The Prime Minister later turned his attention to the infrastructure and services of the United Kingdom.
Johnson described the Conservatives as the “party of the NHS”, citing that of the seventy years of the NHS, forty-four of them were under a Conservative government.
Johnson later pledged to build forty new hospitals across the country within the next ten years; what he described as “the most in a generation”.
The Prime Minister further pledged to recruit 20,000 police officers and to introduce stop-and-search powers, which he admitted are controversial but believes to be necessary in the prevention of crime. Johnson also committed to be “tough on crime” but to also introduce more “rehabilitation” and “education” in prisons, so that “they are not just academies for crime”.
Johnson then tackled the issue of transport within the U.K. The PM cited his government’s investments in transport, including the Northern Powerhouse Rail project and a programme of road improvements.

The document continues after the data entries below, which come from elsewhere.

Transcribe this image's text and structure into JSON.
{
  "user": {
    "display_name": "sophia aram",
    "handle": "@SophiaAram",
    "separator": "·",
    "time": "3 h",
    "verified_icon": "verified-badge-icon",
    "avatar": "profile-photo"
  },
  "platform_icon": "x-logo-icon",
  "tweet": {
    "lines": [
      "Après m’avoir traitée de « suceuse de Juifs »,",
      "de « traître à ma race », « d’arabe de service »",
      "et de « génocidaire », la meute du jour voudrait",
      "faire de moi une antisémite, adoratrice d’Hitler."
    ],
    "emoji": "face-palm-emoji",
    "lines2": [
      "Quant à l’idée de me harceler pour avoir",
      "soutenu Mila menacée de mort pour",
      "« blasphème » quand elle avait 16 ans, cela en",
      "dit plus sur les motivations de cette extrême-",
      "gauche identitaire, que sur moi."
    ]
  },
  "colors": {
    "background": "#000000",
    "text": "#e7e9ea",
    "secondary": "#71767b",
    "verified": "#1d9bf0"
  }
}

Admitting to being a “bus nut”, Johnson continued on to state that he wants to make the U.K. busses “cleaner, greener, zero carbon, zero emission” across the country with “contactless payment by card or by phone” to make the services more accessible and desirable to “reduce congestion” and to “reduce pollution”.
Along the lines of improving transport, Johnson also cited the idea of a West Midlands metro system, which would link up the urban centres of the West Midlands.
Speaking about the environment, Johnson pressed Britain’s pledge to become “carbon neutral by 2050”, a target he appeared positive was achievable by utilising new technologies and that the U.K. can “beat the sceptics”.
Towards the end of his speech, PM Johnson laid out his vision for the United Kingdom post-Brexit.
The Prime Minister continued with his positive sentiments regarding Britain’s post-Brexit future, and to “reboot our politics” and to “relaunch” the U.K. into the world.
Prime Minister Johnson ended his some forty minute speech by saying, “let’s get Brexit done and let’s bring this country together.”